▶ REQUIREMENT
Using the records provided below, locate and copy each line that contains the word "name".

▶ DATASET EXCERPTS
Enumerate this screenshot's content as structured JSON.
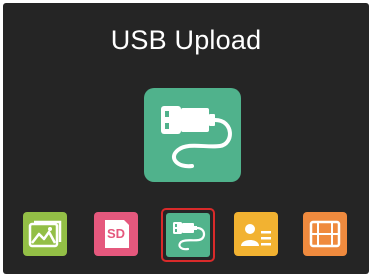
{
  "screen": {
    "title": "USB Upload"
  },
  "hero": {
    "icon": "usb-cable-icon",
    "color": "#50b28c"
  },
  "dock": {
    "items": [
      {
        "name": "gallery",
        "icon": "image-gallery-icon",
        "color": "#93bf46"
      },
      {
        "name": "sd-card",
        "icon": "sd-card-icon",
        "label": "SD",
        "color": "#e5587d"
      },
      {
        "name": "usb",
        "icon": "usb-cable-icon",
        "color": "#52b48c",
        "selected": true
      },
      {
        "name": "contacts",
        "icon": "contact-card-icon",
        "color": "#f2b231"
      },
      {
        "name": "video",
        "icon": "film-strip-icon",
        "color": "#ef8a3e"
      }
    ]
  },
  "colors": {
    "background": "#252525",
    "selection": "#d92a2a"
  }
}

▶ PROBLEM SOLUTION
        "name": "gallery",
        "name": "sd-card",
        "name": "usb",
        "name": "contacts",
        "name": "video",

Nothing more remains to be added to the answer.